“I just think it shows how out of whack we are with this issue because we all applaud it when [President Barack Obama] said, ‘I don’t think pot is more dangerous than alcohol,’” Maher said Friday, quoting Obama’s interview with the New Yorker, during his HBO program “Real Time with Bill Maher.” [Read more…]

Barack Obama Says Marijuana Is ‘No More Dangerous Than Alcohol’

DISTRICT OF COLUMBIA:  As the marijuana legalization debate rages in the US, President Barack Obama has said he thinks cannabis use is “not very different from cigarettes” and no more dangerous than alcohol.

Speaking in an interview with the New Yorker editor David Remnick, Mr Obama said that while “it’s not something I encourage”, those who are caught using marijuana should not be given prison sentences.

While the federal Drug Enforcement Administration (DEA) in the US still classes marijuana as a “Schedule One” substance on a par with heroin or ecstasy, it has now been legalised for recreational use in two states, Colorado and Washington.

[Read more…]

Barack Obama Says Marijuana Is ‘No More Dangerous Than Alcohol’

DISTRICT OF COLUMBIA:  As the marijuana legalization debate rages in the US, President Barack Obama has said he thinks cannabis use is “not very different from cigarettes” and no more dangerous than alcohol.

Speaking in an interview with the New Yorker editor David Remnick, Mr Obama said that while “it’s not something I encourage”, those who are caught using marijuana should not be given prison sentences.

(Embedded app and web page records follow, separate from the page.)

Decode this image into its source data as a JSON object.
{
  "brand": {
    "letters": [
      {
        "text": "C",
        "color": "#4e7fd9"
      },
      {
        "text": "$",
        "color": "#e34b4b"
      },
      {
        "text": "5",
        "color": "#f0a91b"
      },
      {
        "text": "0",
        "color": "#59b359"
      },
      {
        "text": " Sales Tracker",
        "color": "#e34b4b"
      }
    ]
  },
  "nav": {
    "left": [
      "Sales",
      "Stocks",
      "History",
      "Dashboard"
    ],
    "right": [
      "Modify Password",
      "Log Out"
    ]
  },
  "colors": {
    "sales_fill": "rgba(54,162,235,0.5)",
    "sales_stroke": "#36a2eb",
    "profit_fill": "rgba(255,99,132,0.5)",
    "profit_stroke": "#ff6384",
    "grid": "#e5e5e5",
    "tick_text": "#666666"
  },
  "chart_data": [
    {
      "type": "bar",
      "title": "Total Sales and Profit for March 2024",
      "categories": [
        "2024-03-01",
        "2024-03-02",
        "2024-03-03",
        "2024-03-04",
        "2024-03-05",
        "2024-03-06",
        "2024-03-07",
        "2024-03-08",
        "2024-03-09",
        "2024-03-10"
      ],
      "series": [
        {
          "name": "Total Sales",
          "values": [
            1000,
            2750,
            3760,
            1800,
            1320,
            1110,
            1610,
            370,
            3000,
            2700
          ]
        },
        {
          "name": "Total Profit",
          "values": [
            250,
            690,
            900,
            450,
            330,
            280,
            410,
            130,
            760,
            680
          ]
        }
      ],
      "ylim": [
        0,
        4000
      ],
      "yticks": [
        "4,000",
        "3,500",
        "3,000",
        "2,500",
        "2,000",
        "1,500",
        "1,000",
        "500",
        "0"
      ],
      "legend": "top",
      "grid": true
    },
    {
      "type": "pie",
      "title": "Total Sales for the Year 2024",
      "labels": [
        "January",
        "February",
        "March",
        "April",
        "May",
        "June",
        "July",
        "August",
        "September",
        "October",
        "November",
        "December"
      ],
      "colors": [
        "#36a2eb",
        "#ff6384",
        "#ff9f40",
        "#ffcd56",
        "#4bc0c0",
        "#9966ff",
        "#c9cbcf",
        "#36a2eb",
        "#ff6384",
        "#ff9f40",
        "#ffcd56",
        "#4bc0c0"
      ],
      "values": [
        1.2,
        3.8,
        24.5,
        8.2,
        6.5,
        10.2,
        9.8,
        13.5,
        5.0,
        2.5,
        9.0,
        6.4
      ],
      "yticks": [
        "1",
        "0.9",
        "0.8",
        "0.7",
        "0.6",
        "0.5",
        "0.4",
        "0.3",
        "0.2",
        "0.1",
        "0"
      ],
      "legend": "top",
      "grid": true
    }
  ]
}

While the federal Drug Enforcement Administration (DEA) in the US still classes marijuana as a “Schedule One” substance on a par with heroin or ecstasy, it has now been legalised for recreational use in two states, Colorado and Washington.

[Read more…]